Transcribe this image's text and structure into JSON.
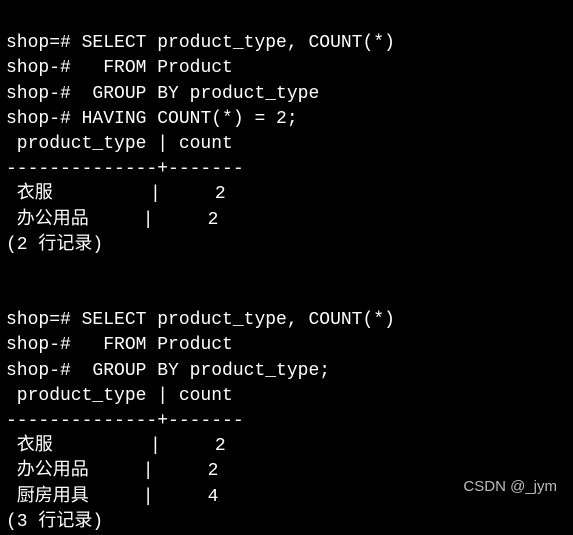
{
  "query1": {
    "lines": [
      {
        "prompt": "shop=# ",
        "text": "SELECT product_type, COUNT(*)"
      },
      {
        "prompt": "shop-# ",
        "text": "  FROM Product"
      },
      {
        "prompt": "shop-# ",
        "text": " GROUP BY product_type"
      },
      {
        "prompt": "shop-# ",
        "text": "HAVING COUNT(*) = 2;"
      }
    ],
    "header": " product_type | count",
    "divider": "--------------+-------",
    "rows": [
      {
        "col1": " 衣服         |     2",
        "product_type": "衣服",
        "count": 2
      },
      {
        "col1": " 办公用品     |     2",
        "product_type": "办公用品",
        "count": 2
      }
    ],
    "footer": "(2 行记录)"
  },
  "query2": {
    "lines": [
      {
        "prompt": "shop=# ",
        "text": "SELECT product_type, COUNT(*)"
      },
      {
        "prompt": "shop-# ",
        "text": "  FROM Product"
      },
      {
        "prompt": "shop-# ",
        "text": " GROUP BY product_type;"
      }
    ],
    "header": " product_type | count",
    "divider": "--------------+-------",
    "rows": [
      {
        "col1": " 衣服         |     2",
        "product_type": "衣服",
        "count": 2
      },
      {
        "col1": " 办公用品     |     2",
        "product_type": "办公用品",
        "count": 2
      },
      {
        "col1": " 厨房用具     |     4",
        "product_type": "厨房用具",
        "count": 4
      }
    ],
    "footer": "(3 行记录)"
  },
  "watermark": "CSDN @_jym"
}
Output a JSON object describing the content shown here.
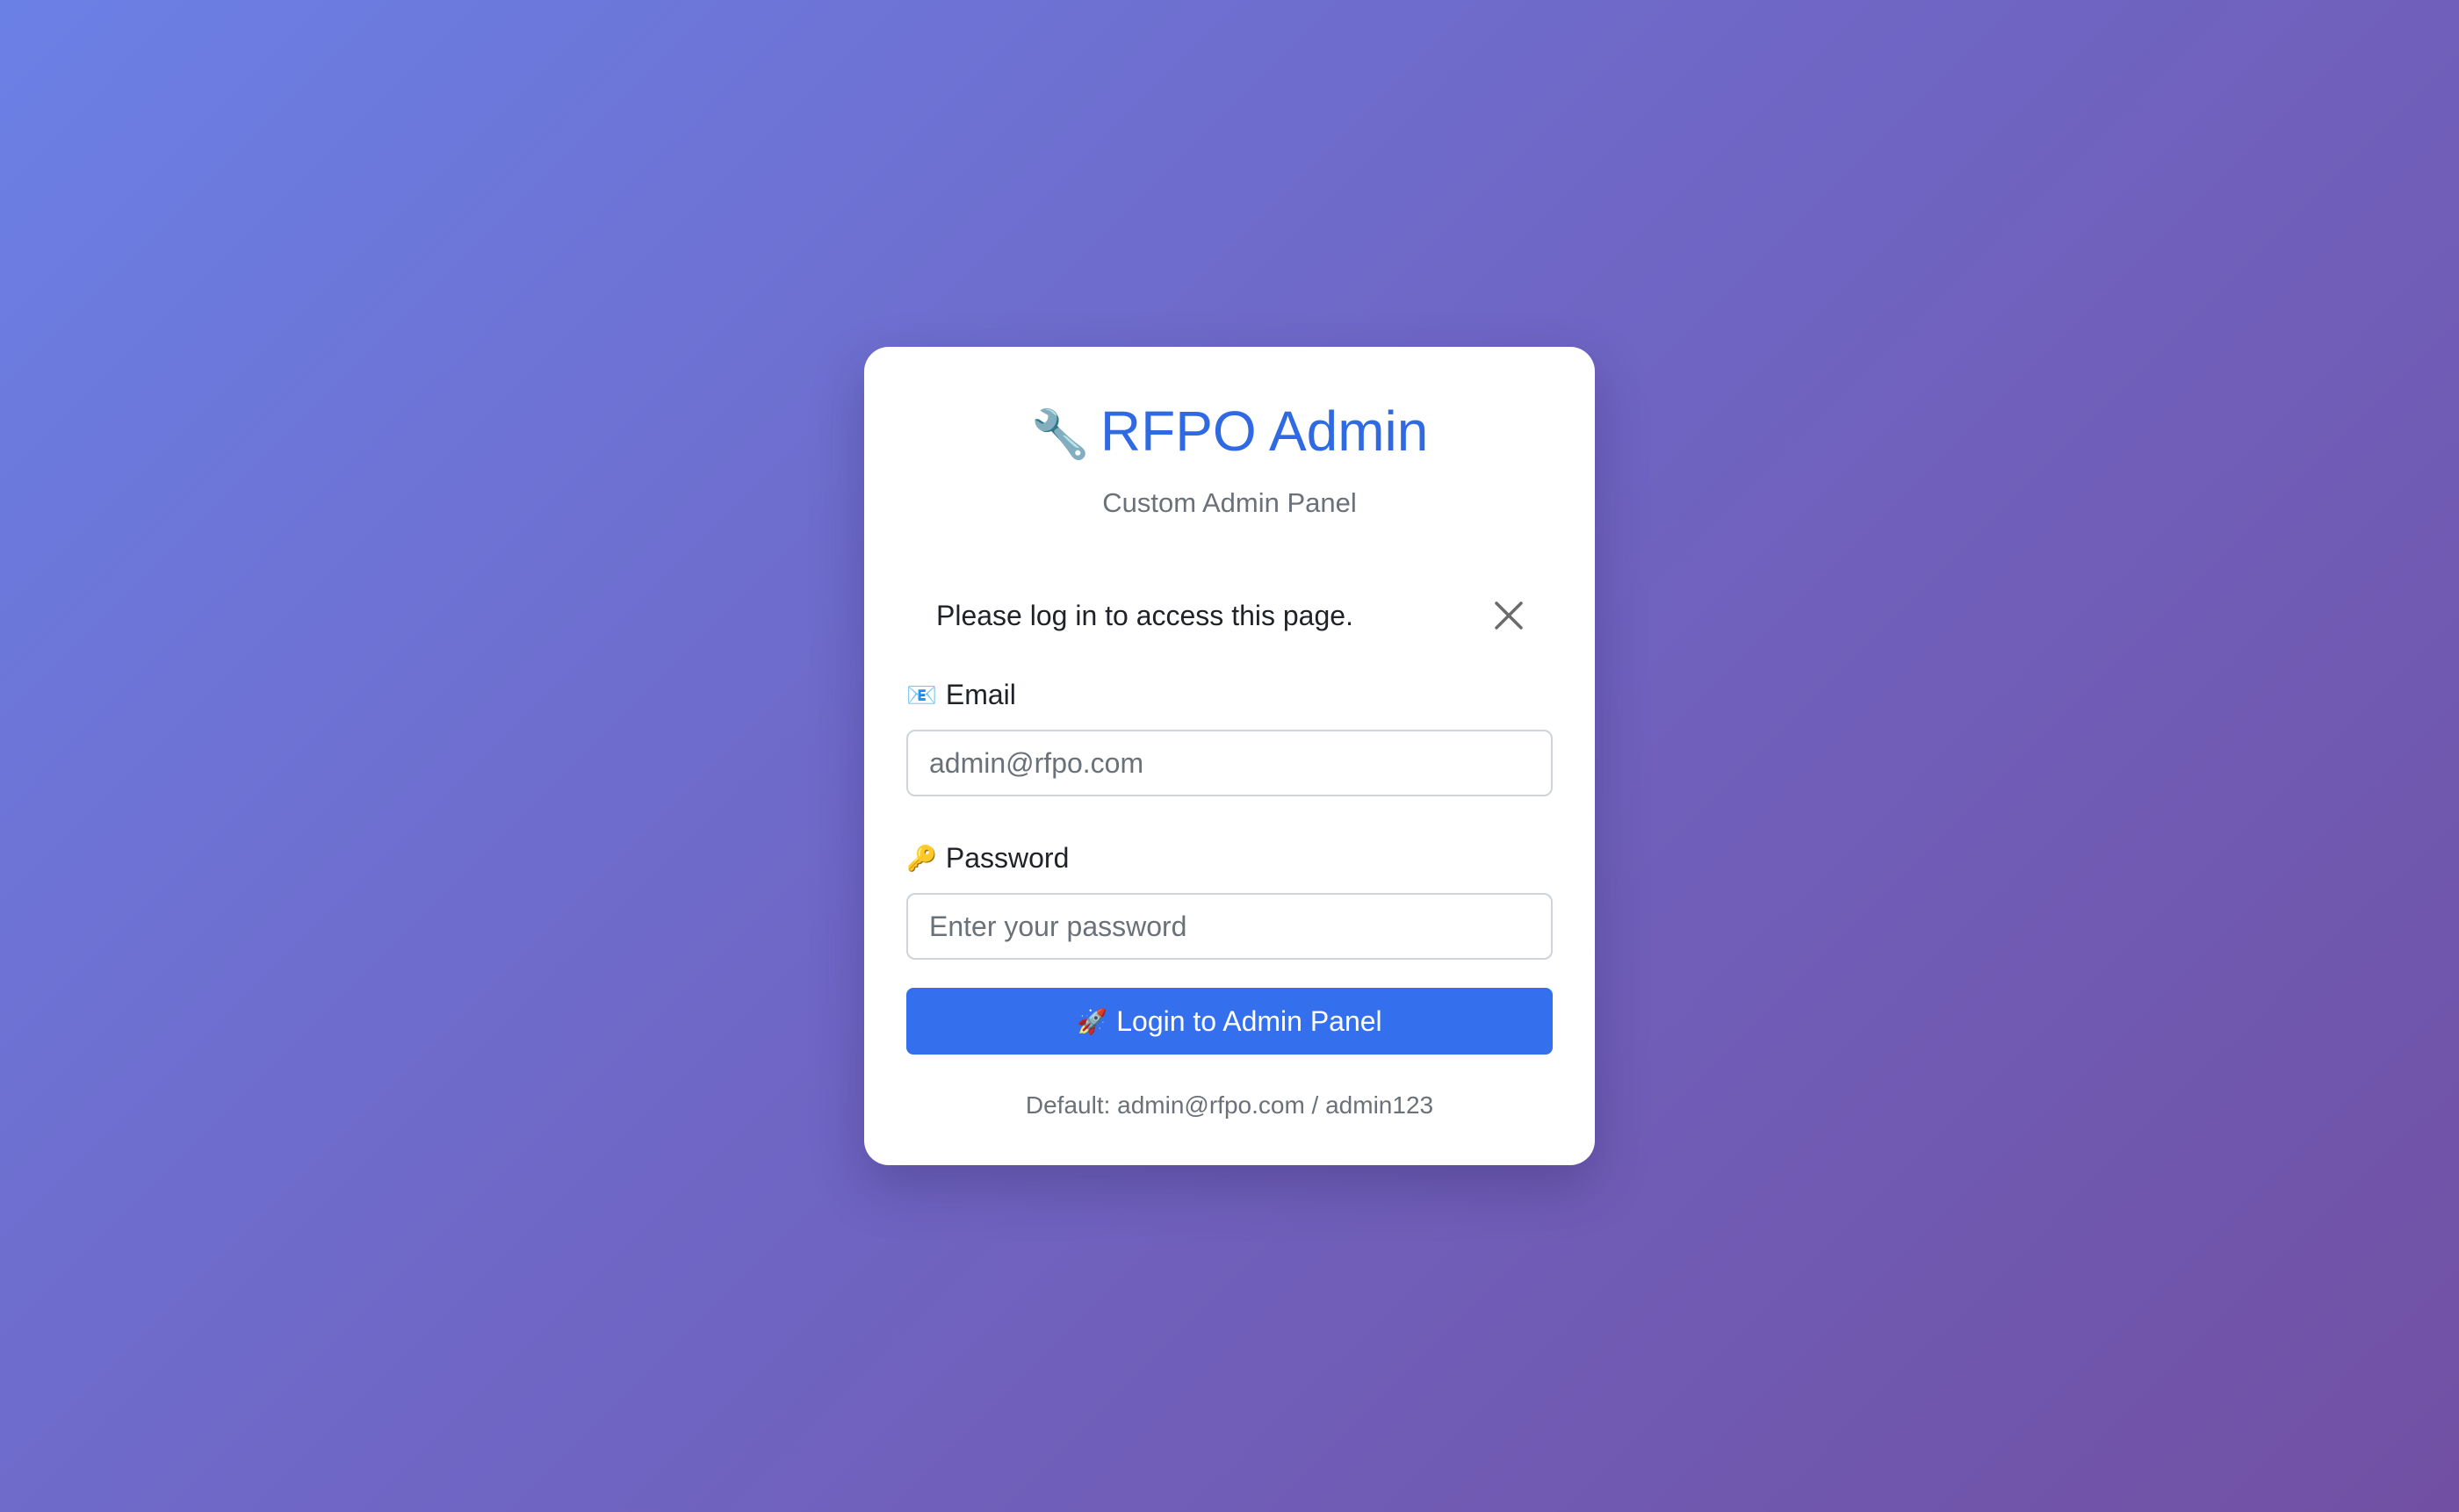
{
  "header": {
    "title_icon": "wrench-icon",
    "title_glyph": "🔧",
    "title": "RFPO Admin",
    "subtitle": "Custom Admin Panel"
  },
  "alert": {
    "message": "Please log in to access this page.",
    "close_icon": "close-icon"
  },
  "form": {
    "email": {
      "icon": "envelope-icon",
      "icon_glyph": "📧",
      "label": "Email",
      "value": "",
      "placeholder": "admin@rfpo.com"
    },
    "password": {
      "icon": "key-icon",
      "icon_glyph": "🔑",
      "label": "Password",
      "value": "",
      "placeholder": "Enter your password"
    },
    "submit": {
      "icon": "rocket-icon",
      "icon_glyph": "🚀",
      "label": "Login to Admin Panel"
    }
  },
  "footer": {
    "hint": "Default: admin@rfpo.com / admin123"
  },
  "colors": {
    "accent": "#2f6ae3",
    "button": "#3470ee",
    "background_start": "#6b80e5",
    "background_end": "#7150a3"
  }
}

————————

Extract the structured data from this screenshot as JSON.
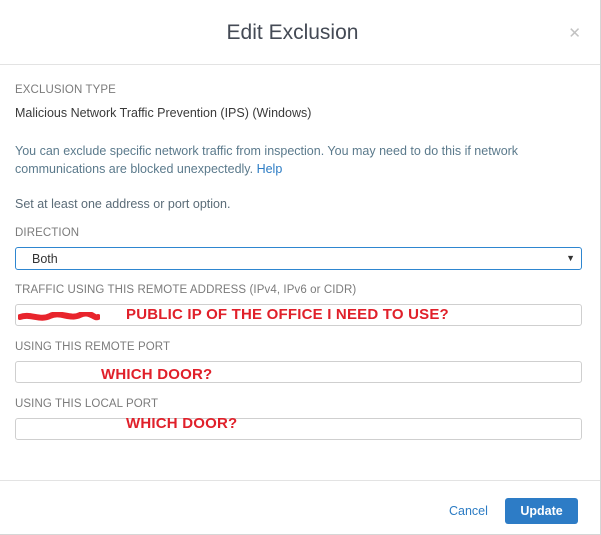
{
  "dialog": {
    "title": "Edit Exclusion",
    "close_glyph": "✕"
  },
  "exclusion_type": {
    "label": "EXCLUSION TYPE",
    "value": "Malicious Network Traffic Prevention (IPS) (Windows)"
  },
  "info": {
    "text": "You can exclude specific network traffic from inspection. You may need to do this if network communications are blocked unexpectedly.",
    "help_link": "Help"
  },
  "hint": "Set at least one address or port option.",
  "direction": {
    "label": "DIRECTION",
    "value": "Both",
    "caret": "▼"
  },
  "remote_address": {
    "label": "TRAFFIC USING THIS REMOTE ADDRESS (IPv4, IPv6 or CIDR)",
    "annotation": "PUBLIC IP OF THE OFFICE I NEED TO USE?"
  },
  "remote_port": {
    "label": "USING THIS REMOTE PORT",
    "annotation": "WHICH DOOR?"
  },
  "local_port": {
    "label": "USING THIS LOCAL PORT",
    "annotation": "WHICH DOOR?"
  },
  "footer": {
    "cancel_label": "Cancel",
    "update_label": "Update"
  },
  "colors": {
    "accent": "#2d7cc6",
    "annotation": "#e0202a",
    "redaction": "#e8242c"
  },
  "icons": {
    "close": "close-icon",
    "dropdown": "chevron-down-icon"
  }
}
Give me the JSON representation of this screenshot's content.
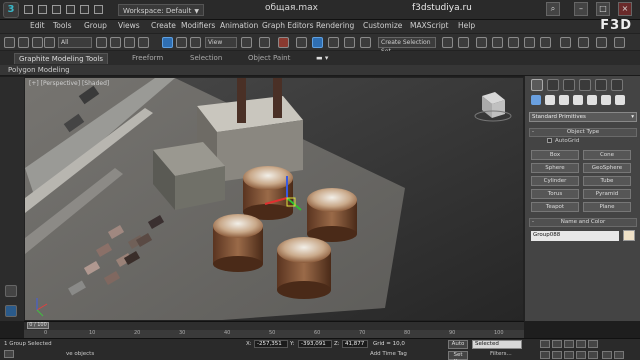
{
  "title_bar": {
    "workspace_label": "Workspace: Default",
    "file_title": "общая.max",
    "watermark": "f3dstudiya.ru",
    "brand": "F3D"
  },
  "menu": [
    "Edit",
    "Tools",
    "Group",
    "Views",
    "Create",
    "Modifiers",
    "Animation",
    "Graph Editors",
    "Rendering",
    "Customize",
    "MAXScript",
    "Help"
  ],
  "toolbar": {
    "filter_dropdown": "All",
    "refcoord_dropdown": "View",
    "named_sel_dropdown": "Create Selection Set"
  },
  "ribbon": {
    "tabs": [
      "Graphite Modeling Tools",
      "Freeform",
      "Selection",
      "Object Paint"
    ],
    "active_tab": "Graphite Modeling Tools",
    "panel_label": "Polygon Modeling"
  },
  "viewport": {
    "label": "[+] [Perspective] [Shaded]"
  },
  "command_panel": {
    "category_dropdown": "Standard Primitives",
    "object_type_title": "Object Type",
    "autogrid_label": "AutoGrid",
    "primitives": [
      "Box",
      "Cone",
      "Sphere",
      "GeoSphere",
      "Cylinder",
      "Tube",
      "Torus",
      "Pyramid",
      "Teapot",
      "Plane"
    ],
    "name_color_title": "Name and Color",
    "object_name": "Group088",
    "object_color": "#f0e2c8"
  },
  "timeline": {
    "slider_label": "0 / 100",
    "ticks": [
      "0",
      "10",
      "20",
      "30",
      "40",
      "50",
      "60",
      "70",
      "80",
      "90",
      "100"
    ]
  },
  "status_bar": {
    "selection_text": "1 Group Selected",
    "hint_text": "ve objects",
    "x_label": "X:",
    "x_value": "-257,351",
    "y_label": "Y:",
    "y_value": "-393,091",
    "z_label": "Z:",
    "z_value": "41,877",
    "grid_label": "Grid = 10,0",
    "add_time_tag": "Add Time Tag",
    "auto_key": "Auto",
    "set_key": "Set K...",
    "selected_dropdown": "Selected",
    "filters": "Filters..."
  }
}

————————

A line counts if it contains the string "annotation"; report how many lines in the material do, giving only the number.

4